### EXERCISE DETAILS:
Report how many lines of the data below contain "icon". Give nothing besides the number.
[[ LISTED RECORDS, beginning ]]
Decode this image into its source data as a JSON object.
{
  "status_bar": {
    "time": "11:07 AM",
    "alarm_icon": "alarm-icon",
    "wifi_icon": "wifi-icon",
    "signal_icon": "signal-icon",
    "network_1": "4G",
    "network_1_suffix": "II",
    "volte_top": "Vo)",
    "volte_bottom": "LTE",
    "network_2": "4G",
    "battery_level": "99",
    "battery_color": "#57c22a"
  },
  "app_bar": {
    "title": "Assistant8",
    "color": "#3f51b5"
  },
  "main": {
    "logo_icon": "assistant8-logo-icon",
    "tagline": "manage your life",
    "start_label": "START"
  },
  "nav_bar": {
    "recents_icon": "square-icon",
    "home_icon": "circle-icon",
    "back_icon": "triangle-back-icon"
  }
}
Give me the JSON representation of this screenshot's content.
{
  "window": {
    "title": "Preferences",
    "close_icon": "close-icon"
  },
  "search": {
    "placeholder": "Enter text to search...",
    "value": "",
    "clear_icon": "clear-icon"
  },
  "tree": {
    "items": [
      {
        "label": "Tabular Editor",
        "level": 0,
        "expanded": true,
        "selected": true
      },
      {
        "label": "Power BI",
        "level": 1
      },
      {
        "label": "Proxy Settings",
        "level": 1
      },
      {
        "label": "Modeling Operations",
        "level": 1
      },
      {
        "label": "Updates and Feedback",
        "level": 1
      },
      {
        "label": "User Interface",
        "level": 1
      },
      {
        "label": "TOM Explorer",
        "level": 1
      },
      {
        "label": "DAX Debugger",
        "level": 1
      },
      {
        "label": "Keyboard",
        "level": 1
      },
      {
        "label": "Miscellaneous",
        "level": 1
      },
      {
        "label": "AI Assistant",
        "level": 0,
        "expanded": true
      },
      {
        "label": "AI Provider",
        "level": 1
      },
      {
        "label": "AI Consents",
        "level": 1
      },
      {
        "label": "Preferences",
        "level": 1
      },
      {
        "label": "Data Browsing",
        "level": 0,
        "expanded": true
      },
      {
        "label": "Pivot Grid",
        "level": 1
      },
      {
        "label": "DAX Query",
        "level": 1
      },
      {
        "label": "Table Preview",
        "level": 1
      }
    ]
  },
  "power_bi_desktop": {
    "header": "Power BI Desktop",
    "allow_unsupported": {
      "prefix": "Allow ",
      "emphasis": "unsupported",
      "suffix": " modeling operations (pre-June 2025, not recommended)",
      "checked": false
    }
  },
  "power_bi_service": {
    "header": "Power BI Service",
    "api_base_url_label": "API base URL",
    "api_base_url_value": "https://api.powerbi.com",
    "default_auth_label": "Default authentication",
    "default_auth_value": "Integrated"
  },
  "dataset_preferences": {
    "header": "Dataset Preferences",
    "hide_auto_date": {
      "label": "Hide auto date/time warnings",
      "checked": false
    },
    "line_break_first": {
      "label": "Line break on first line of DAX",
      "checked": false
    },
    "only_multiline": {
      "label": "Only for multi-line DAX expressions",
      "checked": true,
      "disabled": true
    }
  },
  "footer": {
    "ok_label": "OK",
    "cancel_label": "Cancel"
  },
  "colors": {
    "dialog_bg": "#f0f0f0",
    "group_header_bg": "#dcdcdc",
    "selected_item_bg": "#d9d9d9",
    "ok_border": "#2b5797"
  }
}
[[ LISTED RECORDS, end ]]
### EXERCISE ANSWER:
9